In her first order of business since being inaugurated as Malawi’s new president on Saturday, Joyce Banda fired the country’s top policeman. No reason was given for the firing, but the BBC reports that the police chief, Peter Mukhito, was in charge last year during anti-government protests over the worsening economy. Mukhito had personally questioned a University of Malawi lecturer over comparisons the latter had made between the uprisings in Tunisia and Egypt and the fuel crisis in Malawi. The university was later closed. Then last July, police shot dead 19 protesters. Banda’s decisiveness does not surprise long term observers of Malawian politics and her appointment carries wider significance beyond the Southern African country.

For Malawians, it means a “triumph for democracy” in that the proper succession has occurred peacefully and smoothly. Given the rumors and some public statements after the sudden death of Banda’s predecesor, Bingu wa Mutharika, this is especially welcome news.

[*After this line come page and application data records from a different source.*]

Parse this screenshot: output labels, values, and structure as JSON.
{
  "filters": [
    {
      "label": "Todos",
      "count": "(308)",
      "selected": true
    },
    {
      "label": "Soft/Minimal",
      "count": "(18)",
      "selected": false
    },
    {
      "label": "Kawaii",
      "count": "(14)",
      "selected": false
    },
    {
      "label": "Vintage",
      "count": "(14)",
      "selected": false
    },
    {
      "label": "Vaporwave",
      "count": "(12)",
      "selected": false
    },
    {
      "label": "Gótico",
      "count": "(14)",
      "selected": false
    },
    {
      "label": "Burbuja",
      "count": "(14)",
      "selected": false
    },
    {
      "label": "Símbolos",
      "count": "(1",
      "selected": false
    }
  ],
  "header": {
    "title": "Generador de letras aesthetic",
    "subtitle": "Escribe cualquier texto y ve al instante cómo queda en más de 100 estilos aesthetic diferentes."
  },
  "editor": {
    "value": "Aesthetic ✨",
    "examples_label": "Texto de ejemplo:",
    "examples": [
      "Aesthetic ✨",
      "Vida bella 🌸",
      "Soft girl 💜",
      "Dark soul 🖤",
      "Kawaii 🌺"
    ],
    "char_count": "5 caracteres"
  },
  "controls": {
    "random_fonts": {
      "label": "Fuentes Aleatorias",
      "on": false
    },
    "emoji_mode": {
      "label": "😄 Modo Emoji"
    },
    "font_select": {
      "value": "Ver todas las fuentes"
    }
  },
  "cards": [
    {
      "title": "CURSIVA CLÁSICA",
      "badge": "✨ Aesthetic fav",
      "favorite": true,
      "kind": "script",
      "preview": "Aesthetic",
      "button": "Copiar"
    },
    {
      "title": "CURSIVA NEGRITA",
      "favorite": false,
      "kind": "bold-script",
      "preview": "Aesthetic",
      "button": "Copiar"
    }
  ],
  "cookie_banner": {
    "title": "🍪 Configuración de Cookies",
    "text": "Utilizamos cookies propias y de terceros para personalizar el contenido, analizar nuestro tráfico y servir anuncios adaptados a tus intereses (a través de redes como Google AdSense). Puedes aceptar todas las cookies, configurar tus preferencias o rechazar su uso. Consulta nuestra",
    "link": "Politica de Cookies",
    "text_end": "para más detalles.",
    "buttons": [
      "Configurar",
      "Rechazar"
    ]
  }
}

So much for the Afro-pessimists. Senegal in March, Malawi in April. The Malian coup lasted only a few days. Who knows what May will bring?

Joyce Banda was the first woman Vice-President of Malawi. She is now the first woman President of Malawi and the first woman President in Southern Africa.

Banda has been a lifelong champion of women’s rights. She has spent decades organizing rural women, in Malawi and beyond. She has pushed and pulled women, and pushed and pulled with women, to demand equal access to education, to jobs, to land, to health services, to opportunities, to power. She has started women’s organizations and actively supported women’s movements.

In 2004, Banda entered government as Minister of Gender, Child Welfare and Community Services. She focused, both in legislative and delivery terms, on addressing domestic violence. She then moved on to become Minister of Foreign Affairs in 2006 and Vice-President in 2009.

In recent years, as the regime of Mutharika became increasingly repressive and autocratic, Banda remained an independent voice for women and for others who suffered systemic and structural disenfranchisement, in good times and in bad. When Banda was kicked out of the ruling Democratic Progressive Party, she formed her own, the People’s Party, and stayed in office.

And there she has been. Speaking out for women when they were attacked by vendors in Lilongwe and Blantyre earlier this year. Speaking out for rural women constantly. Speaking out for more inclusive and democratic processes at all levels of state.

Joyce Banda has spent her life paying attention, learning, engaging, organizing, and effecting positive change. In particular, she watched and learned the difficulties and inequities of rural women’s and girls’ lives.

As a child, she learned that inequality intensifies with rural girls’ exclusions from school, and that the ways of those exclusions are numerous, entwined, complex, and structural.

At 21, Banda married and gave birth to three children. Her husband was abusive; the marriage was corrosive. Banda took her three children, left, and then got a divorce. For the next forty years, she has worked to end domestic violence and transform women’s positions in the world and at home.

When Banda gave birth to her fourth child, she suffered from post partum hemorrhaging and almost died. She realized she owed her life to easy access to trained medical care. From there, she began organizing and working for better access, especially among rural women, to reproductive health care and health care generally.

Joyce Banda’s ascendancy to the Presidency of Malawi is a moment to celebrate, to acknowledge, to hail.  Women know, “The future starts now!

Further Reading

A power crisis

Andre De Ruyter, the former CEO of Eskom, has presented himself as a simple hero trying to save South Africa’s struggling power utility against corrupt forces. But this racially charged narrative is ultimately self-serving.

Cinematic universality

Fatou Cissé’s directorial debut meditates on the uncertain fate and importance of Malian cinema amidst the growing dismissiveness towards the humanities across the world.

The meanings of Heath Streak

Zimbabwean cricketing legend Heath Streak’s career mirrors many of the unresolved tensions of race and class in Zimbabwe. Yet few white Zimbabwean sporting figures are able to stir interest and conversation across the nation’s many divides.


After winning Italy’s Serie A with Napoli, Victor Osimhen has cemented his claim to being Africa’s biggest footballing icon. But is the trend of individual stardom good for sports and politics?

The magic man

Chris Blackwell’s long-awaited autobiography shows him as a romantic rogue; a risk taker whose life compass has been an open mind and gift to hear and see slightly into the future.

How to think about colonialism

Contemporary approaches to the legacy of colonialism tend to narrowly emphasize political agency as the solution to Africa’s problems. But agency is configured through historically particular relations of which we are not sole authors.

More than just a flag

South Africa’s apartheid flag has been declared hate speech by a top court. But while courts are important and their judgments matter, racism is a long and internationally entrenched social phenomenon that cannot be undone via judicial processes.

Resistance is a continuous endeavor

For more than 75 years, Palestinians have organized for a liberated future. Today, as resistance against Israeli apartheid intensifies, unity and revolutionary optimism has become the main infrastructure of struggle.

Paradise forgotten

While there is much to mourn about the passing of legendary American singer and actor Harry Belafonte, we should hold a place for his bold statement-album against apartheid South Africa.